UoL was recently awarded EPSRC funding to lead on the establishment of AgriFoRwArdS, in collaboration with the Universities of Cambridge and East Anglia. This is the world’s first Centre for Doctoral Training for Agri-Food Robotics, and is creating the largest ever cohort of Robotics and Autonomous Systems (RAS) specialists for the global food and farming sectors.

https://www.lincoln.ac.uk

The University of Reading (UoR) is one of the UK’s top 40 universities. It has world-class expertise along the entire agri-food value chain, from sustainable land management and crops through to food science.

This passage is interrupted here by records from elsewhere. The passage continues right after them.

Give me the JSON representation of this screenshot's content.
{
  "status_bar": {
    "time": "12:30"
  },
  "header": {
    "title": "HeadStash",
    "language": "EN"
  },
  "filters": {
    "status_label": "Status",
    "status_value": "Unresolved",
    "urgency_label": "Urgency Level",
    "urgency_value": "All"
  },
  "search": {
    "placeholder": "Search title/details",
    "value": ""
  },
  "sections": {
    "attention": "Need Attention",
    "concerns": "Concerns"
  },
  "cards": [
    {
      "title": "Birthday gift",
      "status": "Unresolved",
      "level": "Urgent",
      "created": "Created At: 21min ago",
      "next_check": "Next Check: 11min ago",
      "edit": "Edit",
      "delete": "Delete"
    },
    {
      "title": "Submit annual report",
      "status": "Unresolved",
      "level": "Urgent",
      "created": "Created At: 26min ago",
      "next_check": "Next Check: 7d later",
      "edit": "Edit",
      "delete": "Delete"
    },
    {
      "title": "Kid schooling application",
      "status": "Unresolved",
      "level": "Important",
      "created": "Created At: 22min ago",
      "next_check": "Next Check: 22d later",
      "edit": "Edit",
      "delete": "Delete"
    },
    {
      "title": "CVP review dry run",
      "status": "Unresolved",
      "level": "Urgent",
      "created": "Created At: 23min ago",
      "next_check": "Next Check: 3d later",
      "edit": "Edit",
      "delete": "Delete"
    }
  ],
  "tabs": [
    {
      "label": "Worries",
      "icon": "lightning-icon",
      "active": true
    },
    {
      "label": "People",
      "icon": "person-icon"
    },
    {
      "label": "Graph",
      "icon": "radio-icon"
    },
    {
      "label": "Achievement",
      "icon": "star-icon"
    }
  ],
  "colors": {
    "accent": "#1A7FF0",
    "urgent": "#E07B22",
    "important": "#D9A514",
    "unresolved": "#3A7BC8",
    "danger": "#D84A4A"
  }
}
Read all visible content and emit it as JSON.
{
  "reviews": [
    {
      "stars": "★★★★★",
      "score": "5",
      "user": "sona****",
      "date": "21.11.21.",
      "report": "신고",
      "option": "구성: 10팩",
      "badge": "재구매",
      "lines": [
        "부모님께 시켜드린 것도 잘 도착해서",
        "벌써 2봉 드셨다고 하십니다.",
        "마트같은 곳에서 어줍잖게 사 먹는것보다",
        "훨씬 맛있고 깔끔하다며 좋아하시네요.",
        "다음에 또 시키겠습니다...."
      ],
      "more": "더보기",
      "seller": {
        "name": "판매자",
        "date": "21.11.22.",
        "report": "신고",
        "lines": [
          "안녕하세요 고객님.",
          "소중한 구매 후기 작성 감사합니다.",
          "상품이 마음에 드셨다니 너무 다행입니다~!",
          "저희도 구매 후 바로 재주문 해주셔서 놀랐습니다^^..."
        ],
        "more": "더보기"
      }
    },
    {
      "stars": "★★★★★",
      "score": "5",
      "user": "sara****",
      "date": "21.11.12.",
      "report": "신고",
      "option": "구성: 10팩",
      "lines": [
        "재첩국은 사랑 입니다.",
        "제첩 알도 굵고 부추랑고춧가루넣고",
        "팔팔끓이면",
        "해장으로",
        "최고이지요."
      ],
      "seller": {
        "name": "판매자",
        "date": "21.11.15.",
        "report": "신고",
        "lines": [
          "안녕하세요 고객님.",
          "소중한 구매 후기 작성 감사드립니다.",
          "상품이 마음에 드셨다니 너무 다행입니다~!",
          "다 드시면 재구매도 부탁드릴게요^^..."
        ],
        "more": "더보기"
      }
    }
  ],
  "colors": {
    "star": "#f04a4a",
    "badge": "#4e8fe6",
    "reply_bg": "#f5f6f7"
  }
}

UoR oversees key agricultural resources, including international initiatives such as the International Cocoa Quarantine Centre, and national facilities and resources and facilities. The latter include the Brogdale National Fruit Collection, a UK-wide horticultural resource, and the Field Crop Research Unit at Sonning Farm, which spans 12 ha and has capacity for arable crop research from plot to field scale.

UoR’s strengths in food technology are supported by the University’s Centres for Food Processing, Sensory Science, and Flavour. The Food Processing Centre is one of the largest facilities of its kind across Europe, with a fully functional pilot processing line and £4 million worth of plant equipment, and can oversee projects all the way from concept to pilot-scale manufacturing.

Agri-tech research across the University has a strong multidisciplinary focus, ranging from precision agriculture and the use of on-farm sensors in crop management to the use of big data to improve efficiency in the food value chain. On a larger scale, UoR also has leading experts on agri-tech adoption, knowledge exchange, and the ethics of new agricultural technologies.

http://www.reading.ac.uk

Ceres project showcase

Explore a selection from the Ceres agri-tech pipeline here